Seniors Emily Cummings ’12 and Maggie Stewart ’12 recently presented summer research they conducted under the direction of Professor of Geoscience John Halfman at the Annual Meeting of the Geological Society of America, in Minneapolis, Minn. At the same conference, alums April Abbott ’09 and Andrea Rocchio ’11 presented follow up work to research they each conducted with Associate Professor and Chair of the Geoscience Department Tara Curtin. Benjamin Spencer ’11 prepared a paper for the conference but was ultimately unable to attend. All five conducted research on one or more of the Finger Lakes, collecting and analyzing samples from the lakes themselves or their watersheds.

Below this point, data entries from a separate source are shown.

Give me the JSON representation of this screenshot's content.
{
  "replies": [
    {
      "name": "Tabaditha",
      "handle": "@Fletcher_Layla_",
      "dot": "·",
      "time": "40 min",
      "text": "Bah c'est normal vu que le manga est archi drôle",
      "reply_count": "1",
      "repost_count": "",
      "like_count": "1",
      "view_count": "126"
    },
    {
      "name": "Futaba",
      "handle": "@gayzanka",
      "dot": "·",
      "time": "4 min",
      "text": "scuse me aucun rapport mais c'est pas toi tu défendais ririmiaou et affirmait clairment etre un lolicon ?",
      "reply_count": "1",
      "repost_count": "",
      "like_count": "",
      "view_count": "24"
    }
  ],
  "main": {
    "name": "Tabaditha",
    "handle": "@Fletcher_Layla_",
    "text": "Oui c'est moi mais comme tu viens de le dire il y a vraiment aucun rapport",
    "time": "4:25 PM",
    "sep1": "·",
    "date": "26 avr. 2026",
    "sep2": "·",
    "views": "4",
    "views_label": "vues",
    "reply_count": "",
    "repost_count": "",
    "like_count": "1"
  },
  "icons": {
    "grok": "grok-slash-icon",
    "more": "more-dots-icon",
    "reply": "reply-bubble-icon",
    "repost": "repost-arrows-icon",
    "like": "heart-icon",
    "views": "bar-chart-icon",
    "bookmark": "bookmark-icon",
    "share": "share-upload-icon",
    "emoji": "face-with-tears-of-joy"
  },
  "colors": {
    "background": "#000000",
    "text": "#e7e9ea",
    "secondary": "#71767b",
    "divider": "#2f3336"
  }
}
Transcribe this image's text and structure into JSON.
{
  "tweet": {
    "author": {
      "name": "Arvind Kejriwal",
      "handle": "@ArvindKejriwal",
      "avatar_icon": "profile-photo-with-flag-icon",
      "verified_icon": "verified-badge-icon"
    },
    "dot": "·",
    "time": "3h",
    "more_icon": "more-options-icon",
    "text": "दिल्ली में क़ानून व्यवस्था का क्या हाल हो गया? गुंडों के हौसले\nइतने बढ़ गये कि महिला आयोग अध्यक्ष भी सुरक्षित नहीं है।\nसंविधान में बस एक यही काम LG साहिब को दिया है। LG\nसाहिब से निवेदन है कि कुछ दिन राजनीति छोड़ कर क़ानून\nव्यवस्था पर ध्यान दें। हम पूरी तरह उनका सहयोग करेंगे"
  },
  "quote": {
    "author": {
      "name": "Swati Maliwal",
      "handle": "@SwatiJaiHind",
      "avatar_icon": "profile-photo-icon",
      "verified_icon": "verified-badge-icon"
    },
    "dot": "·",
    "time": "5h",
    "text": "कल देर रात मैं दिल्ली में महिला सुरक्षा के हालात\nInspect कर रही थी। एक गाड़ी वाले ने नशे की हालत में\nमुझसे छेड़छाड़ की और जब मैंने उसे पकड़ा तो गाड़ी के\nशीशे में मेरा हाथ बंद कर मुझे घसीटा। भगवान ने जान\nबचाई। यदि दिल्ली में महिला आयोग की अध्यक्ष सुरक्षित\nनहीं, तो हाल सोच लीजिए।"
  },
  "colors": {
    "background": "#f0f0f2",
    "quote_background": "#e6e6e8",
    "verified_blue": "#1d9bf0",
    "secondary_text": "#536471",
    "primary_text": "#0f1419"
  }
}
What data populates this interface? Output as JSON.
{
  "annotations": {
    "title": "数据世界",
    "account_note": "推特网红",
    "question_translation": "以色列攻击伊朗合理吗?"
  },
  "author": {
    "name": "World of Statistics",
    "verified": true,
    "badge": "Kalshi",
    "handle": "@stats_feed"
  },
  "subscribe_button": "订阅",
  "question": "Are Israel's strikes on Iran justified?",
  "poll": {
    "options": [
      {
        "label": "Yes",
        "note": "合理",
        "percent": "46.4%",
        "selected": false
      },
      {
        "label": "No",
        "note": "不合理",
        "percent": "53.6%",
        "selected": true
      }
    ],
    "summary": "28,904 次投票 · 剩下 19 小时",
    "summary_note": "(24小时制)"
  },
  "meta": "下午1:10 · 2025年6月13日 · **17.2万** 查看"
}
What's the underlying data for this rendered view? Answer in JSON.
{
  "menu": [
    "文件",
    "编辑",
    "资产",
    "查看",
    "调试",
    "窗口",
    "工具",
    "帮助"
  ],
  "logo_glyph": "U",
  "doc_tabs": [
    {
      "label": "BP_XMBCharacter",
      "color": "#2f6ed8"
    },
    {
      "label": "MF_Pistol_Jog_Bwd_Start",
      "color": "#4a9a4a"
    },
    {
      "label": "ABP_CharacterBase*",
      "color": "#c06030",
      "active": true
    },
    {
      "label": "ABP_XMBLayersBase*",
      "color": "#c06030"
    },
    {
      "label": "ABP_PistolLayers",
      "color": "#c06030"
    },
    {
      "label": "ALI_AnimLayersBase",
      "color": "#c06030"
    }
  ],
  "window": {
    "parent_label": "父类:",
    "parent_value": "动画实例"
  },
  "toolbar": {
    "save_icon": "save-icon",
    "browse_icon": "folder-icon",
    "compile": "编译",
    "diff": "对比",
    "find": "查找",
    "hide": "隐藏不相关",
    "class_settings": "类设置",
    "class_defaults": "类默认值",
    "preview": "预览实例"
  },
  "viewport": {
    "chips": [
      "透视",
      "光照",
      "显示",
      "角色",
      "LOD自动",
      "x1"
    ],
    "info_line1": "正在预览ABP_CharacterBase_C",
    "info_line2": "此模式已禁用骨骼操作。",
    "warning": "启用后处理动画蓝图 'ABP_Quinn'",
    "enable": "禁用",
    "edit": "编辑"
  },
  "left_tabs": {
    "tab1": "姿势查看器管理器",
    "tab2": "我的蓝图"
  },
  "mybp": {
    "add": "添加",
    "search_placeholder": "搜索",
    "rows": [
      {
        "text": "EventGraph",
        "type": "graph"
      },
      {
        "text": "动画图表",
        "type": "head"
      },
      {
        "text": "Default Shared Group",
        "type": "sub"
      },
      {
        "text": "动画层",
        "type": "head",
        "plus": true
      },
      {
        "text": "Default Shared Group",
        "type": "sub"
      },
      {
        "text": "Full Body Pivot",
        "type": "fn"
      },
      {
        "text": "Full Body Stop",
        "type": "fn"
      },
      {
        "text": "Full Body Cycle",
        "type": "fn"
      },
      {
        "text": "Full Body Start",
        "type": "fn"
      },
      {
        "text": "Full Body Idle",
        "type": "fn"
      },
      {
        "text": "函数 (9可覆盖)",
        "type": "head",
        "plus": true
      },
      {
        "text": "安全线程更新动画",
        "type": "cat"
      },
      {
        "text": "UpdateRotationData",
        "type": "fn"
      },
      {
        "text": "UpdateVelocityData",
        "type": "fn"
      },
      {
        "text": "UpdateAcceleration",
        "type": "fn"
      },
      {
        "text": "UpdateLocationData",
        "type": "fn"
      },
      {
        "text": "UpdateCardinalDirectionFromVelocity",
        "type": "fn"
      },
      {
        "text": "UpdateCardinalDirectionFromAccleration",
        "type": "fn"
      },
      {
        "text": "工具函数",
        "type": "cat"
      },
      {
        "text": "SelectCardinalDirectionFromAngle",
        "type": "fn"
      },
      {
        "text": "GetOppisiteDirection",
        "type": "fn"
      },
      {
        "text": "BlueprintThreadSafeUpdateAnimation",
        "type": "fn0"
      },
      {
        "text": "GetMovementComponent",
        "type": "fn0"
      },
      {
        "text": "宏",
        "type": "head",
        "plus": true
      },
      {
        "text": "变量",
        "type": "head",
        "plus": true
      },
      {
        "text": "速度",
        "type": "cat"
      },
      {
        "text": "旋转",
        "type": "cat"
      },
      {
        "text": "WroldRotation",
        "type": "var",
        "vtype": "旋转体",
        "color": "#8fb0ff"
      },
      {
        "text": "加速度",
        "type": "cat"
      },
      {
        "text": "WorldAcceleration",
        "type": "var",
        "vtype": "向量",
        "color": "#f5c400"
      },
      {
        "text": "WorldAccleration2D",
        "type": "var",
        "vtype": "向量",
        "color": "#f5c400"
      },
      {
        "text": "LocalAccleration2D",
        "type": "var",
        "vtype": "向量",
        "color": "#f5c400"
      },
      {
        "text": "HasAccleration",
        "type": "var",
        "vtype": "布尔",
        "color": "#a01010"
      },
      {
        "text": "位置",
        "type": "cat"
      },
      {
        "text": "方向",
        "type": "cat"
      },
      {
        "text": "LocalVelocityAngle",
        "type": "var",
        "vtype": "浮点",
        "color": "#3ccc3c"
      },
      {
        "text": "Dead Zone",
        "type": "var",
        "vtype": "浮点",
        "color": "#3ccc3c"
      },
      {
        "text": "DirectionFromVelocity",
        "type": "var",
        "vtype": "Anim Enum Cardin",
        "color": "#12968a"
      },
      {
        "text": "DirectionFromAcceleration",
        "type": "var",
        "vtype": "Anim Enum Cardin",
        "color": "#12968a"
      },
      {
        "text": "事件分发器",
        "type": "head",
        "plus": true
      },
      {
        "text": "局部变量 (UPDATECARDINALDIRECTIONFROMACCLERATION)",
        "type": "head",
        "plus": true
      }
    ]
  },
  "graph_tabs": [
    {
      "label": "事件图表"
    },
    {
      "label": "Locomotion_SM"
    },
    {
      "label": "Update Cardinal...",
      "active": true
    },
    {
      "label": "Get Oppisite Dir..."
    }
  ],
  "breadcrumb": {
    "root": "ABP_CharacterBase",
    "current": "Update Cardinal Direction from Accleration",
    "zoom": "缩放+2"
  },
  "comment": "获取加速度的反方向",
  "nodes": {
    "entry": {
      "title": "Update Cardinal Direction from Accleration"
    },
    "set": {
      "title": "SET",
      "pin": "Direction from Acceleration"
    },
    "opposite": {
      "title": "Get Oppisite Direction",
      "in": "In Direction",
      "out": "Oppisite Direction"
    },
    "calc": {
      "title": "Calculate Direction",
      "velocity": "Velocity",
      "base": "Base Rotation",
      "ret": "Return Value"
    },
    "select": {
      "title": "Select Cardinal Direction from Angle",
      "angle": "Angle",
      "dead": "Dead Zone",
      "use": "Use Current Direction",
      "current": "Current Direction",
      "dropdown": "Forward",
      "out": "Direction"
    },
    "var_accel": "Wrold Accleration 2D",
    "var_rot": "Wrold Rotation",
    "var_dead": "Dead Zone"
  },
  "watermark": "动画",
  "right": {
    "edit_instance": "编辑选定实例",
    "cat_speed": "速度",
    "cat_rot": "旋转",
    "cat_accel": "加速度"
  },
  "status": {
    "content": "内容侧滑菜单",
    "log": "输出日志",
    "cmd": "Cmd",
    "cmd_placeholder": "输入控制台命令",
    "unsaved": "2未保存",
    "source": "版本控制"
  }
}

Approximately 6,000 scientists attended the conference.
Cummings’ project with Halfman was titled “Nutrient Loading in the Owasco Lake Watershed: Results from an Autonomous Sampler, R2D2.” Owasco Lake is a source of drinking water for approximately 44,000 residents and supports an agricultural and tourism based economy. The lake has a residence time of one to three years, suggesting that it may be quickly influenced by runoff from precipitation events. Cummings and Halfman installed a portable water sampler near Dutch Hollow Brook on Owasco Lake to quantify nutrient fluxes to the lake and relative contributions of event and base-flow conditions. Runoff from agricultural land is a major non- point source in the Owasco watershed. Continued monitoring of Dutch Hollow through the fall will hopefully provide a robust dataset of additional event and other variations, and enable the calculation of annual nutrient loads to the lake. The researchers anticipate that the results may dictate future mitigation and remediation efforts. http://gsa.confex.com/gsa/2011AM/finalprogram/abstract_196689.htm
Stewart presented “Identification of Nutrient Sources in Two Owasco Lake Tributaries.” Two streams, Dutch Hollow Brook and Owasco Inlet which collectively drain 70 percent of the watershed, were sampled to delineate point and non-point sources and other factors affecting delivery of nutrients to the lake. Identification of pollutant sources would dictate mitigation and remediation efforts to improve water quality in the lake. Runoff from agricultural land is a major non-point source in the Owasco watershed. Stewart and Halfman suggested that Owasco Lake residents support mitigation and remediation within this tributary’s watershed to see if nutrient loading is reduced in the future.
Abbott presented “Historic Mercury Deposition in Two New York Finger Lakes.” Abbott and Curtin documented changes in mercury loading to Seneca Lake and Owasco Lake over the past 200 years. Mercury fluxes to the lakes were affected by not only atmospheric emissions, but also sediment transport from the watershed, largely as a result of changes in land use practices. An increase in mercury concentration in the lake sediment is coincident with an increase in the land area used for agriculture in both watersheds. Historic industry (e.g., tanneries, paper mills) along waterways that fed the lakes may have also contributed some mercury.
Rocchio presented, “Phosphorus Cycling and the Effectiveness of Recent Alum Treatments in Honeoye Lake, N.Y.,” part of her independent study with Curtin during her senior year. She also was awarded funds from the Rochester Academy of Science and Sigma Xi to support her independent study research project with Curtin this past academic year. Despite the increase in phosphorous (P) retention by the sediment as the result of recent alum treatments to the lake, P levels in the lake water column continue to increase, likely as a result of external P-loading via runoff and stream influx.
Spencer’s paper is the culmination of years of work and his independent study with Curtin this past spring 2011. In their paper, “Post-Glacial Relatiev Lake Level Fluctuations in the Seneca Lake Basin, N.Y.,” Spencer and Curtin investigated how lake level in Seneca Lake varied over the past 14,000 years as a result of the changing position of the retreating Laurentide ice sheet, river outlet position, post-glacial isostatic rebound, and hydrologic budget. They proposed that isostatic rebound played a larger role in changing lake level than previously recognized and found that post-glacial isostatic rebound, not climate, drove large-scale (10s of meters) changes in lake level.
In the photo above Emily Cummings ’12 and Maggie Stewart ’12 are pictured with Professor John Halfman.